▸ **Problem to work on**
In the material below, find each line with the word "this" and copy it.

▸ **Entries provided**
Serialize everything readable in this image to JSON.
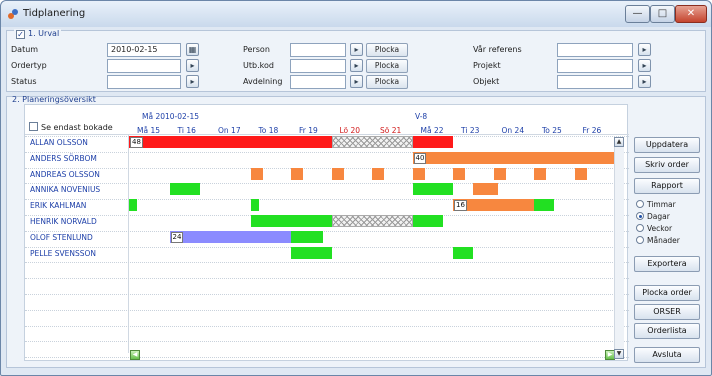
{
  "window": {
    "title": "Tidplanering",
    "controls": {
      "minimize": "—",
      "maximize": "□",
      "close": "✕"
    }
  },
  "filter": {
    "section_title": "1. Urval",
    "checked": true,
    "fields": [
      {
        "label": "Datum",
        "value": "2010-02-15"
      },
      {
        "label": "Ordertyp",
        "value": ""
      },
      {
        "label": "Status",
        "value": ""
      },
      {
        "label": "Person",
        "value": ""
      },
      {
        "label": "Utb.kod",
        "value": ""
      },
      {
        "label": "Avdelning",
        "value": ""
      },
      {
        "label": "Vår referens",
        "value": ""
      },
      {
        "label": "Projekt",
        "value": ""
      },
      {
        "label": "Objekt",
        "value": ""
      }
    ],
    "plocka_label": "Plocka",
    "check_mark": "✓"
  },
  "planning": {
    "section_title": "2. Planeringsöversikt",
    "only_booked_label": "Se endast bokade",
    "week_labels": [
      "Må 2010-02-15",
      "V-8"
    ],
    "days": [
      "Må 15",
      "Ti 16",
      "On 17",
      "To 18",
      "Fr 19",
      "Lö 20",
      "Sö 21",
      "Må 22",
      "Ti 23",
      "On 24",
      "To 25",
      "Fr 26"
    ],
    "weekend_color": "#d11a1a",
    "people": [
      {
        "name": "ALLAN OLSSON",
        "bars": [
          {
            "start": 0,
            "days": 5,
            "color": "#ff1a1a",
            "label": "48"
          },
          {
            "start": 5,
            "days": 2,
            "style": "hatched"
          },
          {
            "start": 7,
            "days": 1,
            "color": "#ff1a1a"
          }
        ]
      },
      {
        "name": "ANDERS SÖRBOM",
        "bars": [
          {
            "start": 7,
            "days": 5,
            "color": "#f7873f",
            "label": "40"
          }
        ]
      },
      {
        "name": "ANDREAS OLSSON",
        "bars": [
          {
            "start": 3,
            "days": 0.3,
            "color": "#f7873f"
          },
          {
            "start": 4,
            "days": 0.3,
            "color": "#f7873f"
          },
          {
            "start": 5,
            "days": 0.3,
            "color": "#f7873f"
          },
          {
            "start": 6,
            "days": 0.3,
            "color": "#f7873f"
          },
          {
            "start": 7,
            "days": 0.3,
            "color": "#f7873f"
          },
          {
            "start": 8,
            "days": 0.3,
            "color": "#f7873f"
          },
          {
            "start": 9,
            "days": 0.3,
            "color": "#f7873f"
          },
          {
            "start": 10,
            "days": 0.3,
            "color": "#f7873f"
          },
          {
            "start": 11,
            "days": 0.3,
            "color": "#f7873f"
          }
        ]
      },
      {
        "name": "ANNIKA NOVENIUS",
        "bars": [
          {
            "start": 1,
            "days": 0.75,
            "color": "#22e022"
          },
          {
            "start": 7,
            "days": 1,
            "color": "#22e022"
          },
          {
            "start": 8.5,
            "days": 0.6,
            "color": "#f7873f"
          }
        ]
      },
      {
        "name": "ERIK KAHLMAN",
        "bars": [
          {
            "start": 0,
            "days": 0.2,
            "color": "#22e022"
          },
          {
            "start": 3,
            "days": 0.2,
            "color": "#22e022"
          },
          {
            "start": 8,
            "days": 2,
            "color": "#f7873f",
            "label": "16"
          },
          {
            "start": 10,
            "days": 0.5,
            "color": "#22e022"
          }
        ]
      },
      {
        "name": "HENRIK NORVALD",
        "bars": [
          {
            "start": 3,
            "days": 2,
            "color": "#22e022"
          },
          {
            "start": 5,
            "days": 2,
            "style": "hatched"
          },
          {
            "start": 7,
            "days": 0.75,
            "color": "#22e022"
          }
        ]
      },
      {
        "name": "OLOF STENLUND",
        "bars": [
          {
            "start": 1,
            "days": 3,
            "color": "#8b8bff",
            "label": "24"
          },
          {
            "start": 4,
            "days": 0.8,
            "color": "#22e022"
          }
        ]
      },
      {
        "name": "PELLE SVENSSON",
        "bars": [
          {
            "start": 4,
            "days": 1,
            "color": "#22e022"
          },
          {
            "start": 8,
            "days": 0.5,
            "color": "#22e022"
          }
        ]
      }
    ]
  },
  "actions": {
    "buttons": [
      "Uppdatera",
      "Skriv order",
      "Rapport"
    ],
    "radio_options": [
      {
        "label": "Timmar",
        "checked": false
      },
      {
        "label": "Dagar",
        "checked": true
      },
      {
        "label": "Veckor",
        "checked": false
      },
      {
        "label": "Månader",
        "checked": false
      }
    ],
    "lower_buttons": [
      "Exportera",
      "Plocka order",
      "ORSER",
      "Orderlista",
      "Avsluta"
    ]
  },
  "scroll": {
    "up": "▲",
    "down": "▼",
    "prev": "◀",
    "next": "▶"
  }
}
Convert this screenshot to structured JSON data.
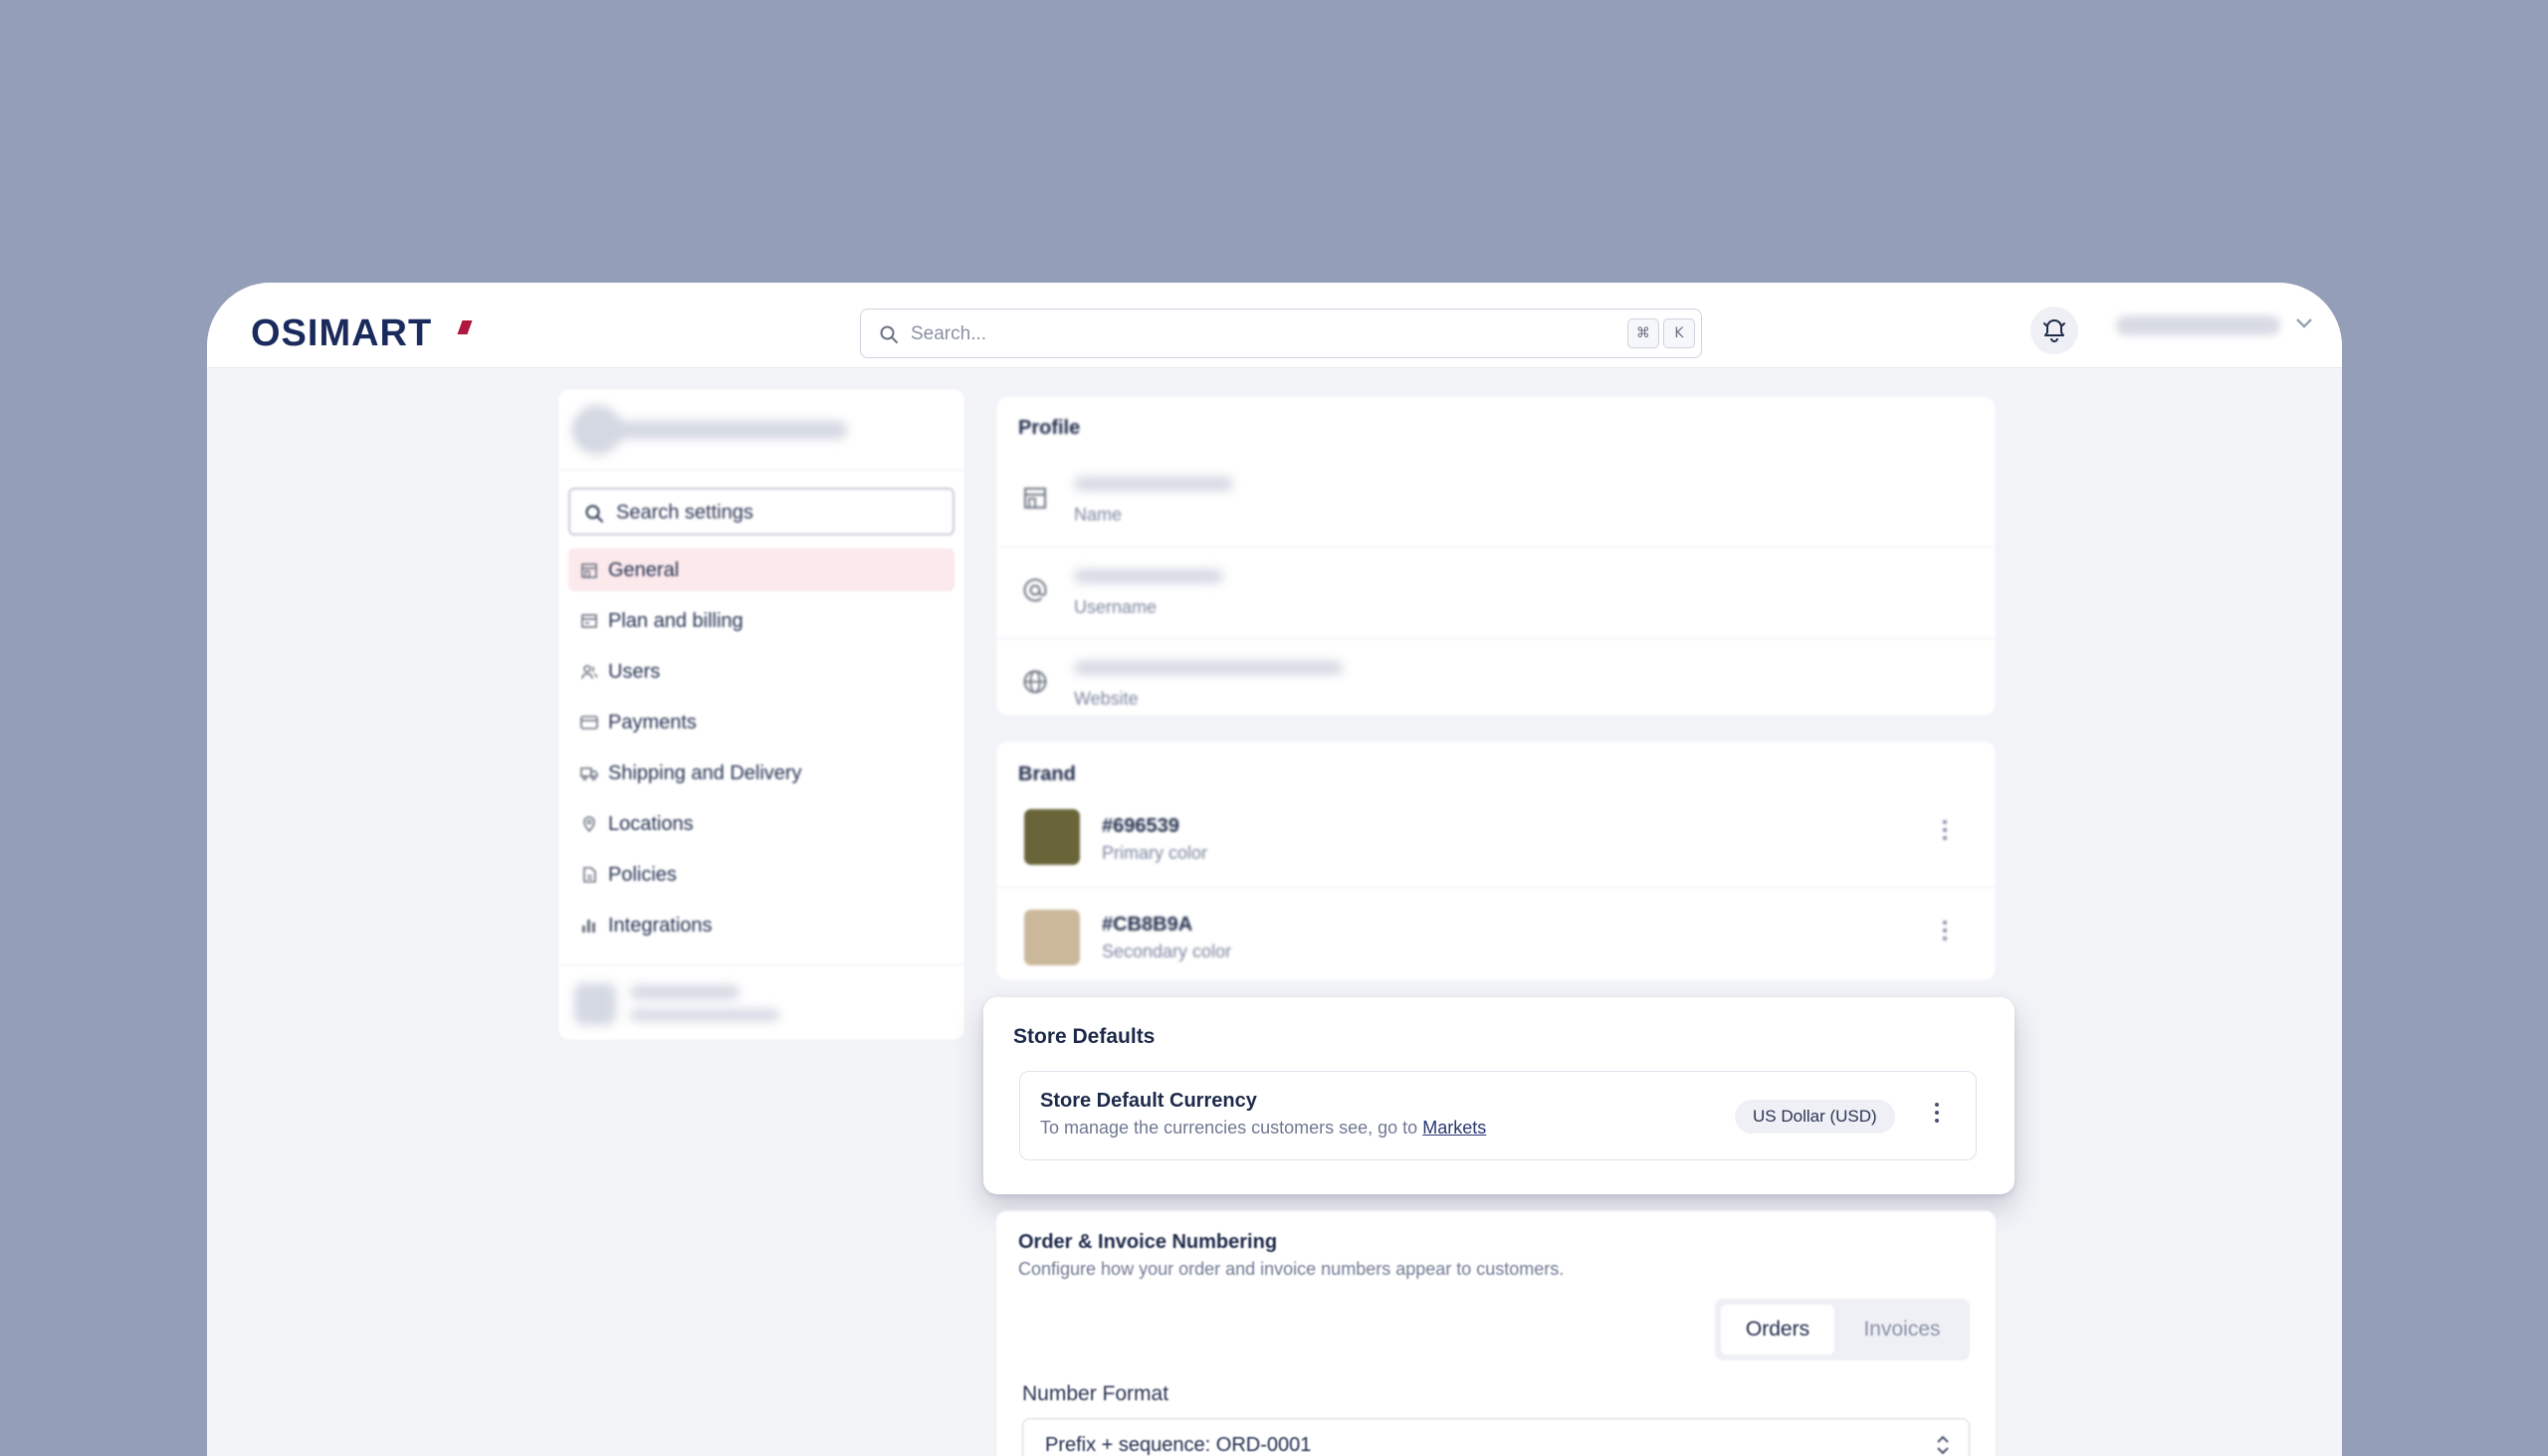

▸ **Task output**
Serialize everything readable in this image to JSON.
Convert this screenshot to structured JSON data.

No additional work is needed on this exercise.